(PROVIDED ENTRIES begins)
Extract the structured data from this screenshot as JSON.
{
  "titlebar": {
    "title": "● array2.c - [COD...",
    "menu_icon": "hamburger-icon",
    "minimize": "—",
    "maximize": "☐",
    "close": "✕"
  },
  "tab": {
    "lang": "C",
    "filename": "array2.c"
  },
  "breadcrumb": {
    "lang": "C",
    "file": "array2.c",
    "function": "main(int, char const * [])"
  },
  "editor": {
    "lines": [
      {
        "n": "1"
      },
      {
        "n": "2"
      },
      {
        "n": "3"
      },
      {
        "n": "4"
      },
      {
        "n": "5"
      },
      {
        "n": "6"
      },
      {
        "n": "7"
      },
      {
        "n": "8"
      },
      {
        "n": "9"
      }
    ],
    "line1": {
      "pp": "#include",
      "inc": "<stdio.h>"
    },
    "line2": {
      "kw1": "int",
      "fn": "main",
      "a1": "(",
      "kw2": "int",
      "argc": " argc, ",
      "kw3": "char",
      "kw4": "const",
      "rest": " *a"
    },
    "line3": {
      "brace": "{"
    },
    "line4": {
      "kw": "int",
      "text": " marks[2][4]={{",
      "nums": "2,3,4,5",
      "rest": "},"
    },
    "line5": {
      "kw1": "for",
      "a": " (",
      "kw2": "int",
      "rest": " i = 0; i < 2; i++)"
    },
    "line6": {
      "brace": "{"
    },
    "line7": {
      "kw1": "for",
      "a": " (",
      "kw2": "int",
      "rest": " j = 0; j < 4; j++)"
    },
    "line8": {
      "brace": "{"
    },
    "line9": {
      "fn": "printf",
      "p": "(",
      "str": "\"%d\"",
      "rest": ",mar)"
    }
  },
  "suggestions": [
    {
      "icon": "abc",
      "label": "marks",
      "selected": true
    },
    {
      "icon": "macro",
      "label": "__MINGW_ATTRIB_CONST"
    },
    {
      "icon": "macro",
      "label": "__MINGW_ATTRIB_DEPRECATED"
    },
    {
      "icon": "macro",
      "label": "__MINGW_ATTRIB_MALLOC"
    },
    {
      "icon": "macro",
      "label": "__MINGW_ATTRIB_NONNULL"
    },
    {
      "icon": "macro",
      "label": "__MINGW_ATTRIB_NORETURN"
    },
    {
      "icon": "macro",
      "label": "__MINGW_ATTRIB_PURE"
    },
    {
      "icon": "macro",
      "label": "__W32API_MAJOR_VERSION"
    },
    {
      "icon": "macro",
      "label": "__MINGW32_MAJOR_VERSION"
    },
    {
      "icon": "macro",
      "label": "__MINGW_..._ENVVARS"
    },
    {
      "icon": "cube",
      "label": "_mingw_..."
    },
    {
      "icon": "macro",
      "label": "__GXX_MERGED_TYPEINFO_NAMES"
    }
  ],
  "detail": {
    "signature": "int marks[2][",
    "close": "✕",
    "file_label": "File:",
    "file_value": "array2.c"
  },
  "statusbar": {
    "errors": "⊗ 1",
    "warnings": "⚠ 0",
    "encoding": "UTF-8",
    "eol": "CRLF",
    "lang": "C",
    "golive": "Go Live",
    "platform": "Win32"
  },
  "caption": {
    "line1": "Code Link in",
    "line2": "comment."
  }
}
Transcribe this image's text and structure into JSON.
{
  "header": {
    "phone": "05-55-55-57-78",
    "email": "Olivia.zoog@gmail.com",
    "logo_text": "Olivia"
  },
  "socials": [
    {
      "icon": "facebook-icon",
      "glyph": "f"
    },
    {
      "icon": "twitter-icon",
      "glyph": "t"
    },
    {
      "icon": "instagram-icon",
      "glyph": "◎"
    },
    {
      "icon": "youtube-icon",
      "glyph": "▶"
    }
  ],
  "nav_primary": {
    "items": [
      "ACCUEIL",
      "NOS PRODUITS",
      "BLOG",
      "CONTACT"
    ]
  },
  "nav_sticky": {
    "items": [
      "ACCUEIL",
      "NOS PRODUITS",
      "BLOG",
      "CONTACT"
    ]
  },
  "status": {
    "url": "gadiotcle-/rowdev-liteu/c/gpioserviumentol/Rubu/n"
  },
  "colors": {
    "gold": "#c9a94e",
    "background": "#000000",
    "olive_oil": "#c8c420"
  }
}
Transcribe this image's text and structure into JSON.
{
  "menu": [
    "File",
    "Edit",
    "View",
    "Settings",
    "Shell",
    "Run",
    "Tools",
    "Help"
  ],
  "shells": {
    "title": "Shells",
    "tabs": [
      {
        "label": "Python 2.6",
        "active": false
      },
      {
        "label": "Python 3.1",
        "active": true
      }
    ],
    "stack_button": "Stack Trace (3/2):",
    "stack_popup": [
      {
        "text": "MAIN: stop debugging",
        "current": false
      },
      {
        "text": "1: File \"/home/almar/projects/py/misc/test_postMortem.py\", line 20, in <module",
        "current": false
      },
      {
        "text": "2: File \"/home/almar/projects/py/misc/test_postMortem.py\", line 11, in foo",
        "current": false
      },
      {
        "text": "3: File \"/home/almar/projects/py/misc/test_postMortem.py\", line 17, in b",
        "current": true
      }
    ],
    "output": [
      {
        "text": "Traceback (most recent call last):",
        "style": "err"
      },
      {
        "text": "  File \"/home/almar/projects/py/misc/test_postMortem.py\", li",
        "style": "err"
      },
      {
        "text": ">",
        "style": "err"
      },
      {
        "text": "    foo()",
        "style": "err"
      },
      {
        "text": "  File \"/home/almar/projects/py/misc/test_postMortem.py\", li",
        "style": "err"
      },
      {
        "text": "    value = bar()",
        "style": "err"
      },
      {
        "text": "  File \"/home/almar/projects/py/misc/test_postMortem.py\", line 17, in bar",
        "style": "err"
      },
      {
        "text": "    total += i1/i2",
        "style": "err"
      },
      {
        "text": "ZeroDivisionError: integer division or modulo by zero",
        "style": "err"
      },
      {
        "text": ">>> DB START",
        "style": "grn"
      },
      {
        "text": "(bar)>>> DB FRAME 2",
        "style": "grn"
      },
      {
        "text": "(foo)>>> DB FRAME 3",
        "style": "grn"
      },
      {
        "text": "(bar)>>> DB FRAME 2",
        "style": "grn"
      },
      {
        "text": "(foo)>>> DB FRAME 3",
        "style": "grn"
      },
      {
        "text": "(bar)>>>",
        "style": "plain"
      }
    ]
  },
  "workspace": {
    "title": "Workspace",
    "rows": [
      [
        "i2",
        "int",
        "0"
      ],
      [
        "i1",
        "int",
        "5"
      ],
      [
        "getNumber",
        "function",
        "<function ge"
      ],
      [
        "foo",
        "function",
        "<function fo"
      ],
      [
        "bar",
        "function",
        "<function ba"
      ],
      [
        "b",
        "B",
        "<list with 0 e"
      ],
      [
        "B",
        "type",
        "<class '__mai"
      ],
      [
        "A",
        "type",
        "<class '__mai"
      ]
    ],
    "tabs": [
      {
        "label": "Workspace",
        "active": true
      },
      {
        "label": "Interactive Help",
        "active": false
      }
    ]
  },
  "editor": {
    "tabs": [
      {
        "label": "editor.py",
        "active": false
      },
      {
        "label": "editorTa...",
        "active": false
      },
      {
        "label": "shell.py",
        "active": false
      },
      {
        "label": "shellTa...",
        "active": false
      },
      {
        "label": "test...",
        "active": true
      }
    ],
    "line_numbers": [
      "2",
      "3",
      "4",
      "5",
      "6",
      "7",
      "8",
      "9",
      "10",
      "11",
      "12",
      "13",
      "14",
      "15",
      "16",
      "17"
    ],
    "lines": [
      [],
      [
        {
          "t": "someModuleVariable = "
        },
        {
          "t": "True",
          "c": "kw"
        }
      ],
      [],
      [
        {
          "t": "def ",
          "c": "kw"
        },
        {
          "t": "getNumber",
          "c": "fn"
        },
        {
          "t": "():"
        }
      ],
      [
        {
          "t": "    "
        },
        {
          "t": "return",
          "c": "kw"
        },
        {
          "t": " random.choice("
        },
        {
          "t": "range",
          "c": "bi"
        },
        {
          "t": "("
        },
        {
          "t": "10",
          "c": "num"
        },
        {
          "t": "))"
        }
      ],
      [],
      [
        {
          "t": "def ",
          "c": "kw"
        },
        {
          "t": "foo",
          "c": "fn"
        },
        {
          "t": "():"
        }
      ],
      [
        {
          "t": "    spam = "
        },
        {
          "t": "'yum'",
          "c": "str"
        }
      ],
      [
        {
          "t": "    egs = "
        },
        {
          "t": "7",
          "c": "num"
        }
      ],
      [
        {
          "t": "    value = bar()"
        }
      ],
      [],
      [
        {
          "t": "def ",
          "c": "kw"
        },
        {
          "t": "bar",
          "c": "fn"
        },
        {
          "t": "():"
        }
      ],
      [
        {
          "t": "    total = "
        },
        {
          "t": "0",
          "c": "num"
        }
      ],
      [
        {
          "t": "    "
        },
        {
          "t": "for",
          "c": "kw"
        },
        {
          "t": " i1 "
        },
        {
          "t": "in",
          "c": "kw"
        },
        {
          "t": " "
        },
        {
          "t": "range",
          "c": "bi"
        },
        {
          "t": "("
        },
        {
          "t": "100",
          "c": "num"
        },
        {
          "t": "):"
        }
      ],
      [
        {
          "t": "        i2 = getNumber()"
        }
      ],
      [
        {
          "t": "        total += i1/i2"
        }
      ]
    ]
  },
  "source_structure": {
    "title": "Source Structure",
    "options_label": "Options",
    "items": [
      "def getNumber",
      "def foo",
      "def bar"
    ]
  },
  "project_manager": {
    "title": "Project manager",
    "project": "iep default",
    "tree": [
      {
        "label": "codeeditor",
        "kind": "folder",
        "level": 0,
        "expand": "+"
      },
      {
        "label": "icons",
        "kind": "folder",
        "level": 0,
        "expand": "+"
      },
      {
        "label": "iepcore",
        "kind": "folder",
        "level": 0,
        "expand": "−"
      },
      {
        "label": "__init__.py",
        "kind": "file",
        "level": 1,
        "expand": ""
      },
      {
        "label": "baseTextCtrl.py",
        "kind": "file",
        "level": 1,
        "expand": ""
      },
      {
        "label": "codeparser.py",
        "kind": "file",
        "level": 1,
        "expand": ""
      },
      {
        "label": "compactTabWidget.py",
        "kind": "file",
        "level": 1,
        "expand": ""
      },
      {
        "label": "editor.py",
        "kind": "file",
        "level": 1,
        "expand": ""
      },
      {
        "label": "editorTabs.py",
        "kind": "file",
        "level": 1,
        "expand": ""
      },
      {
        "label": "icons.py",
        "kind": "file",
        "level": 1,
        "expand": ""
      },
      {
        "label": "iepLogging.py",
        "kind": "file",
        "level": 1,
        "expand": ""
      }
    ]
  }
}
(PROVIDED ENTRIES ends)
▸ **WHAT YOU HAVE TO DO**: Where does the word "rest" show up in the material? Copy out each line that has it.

▸ **EXPECTED ANSWER**:
      "rest": " *a"
      "rest": "},"
      "rest": " i = 0; i < 2; i++)"
      "rest": " j = 0; j < 4; j++)"
      "rest": ",mar)"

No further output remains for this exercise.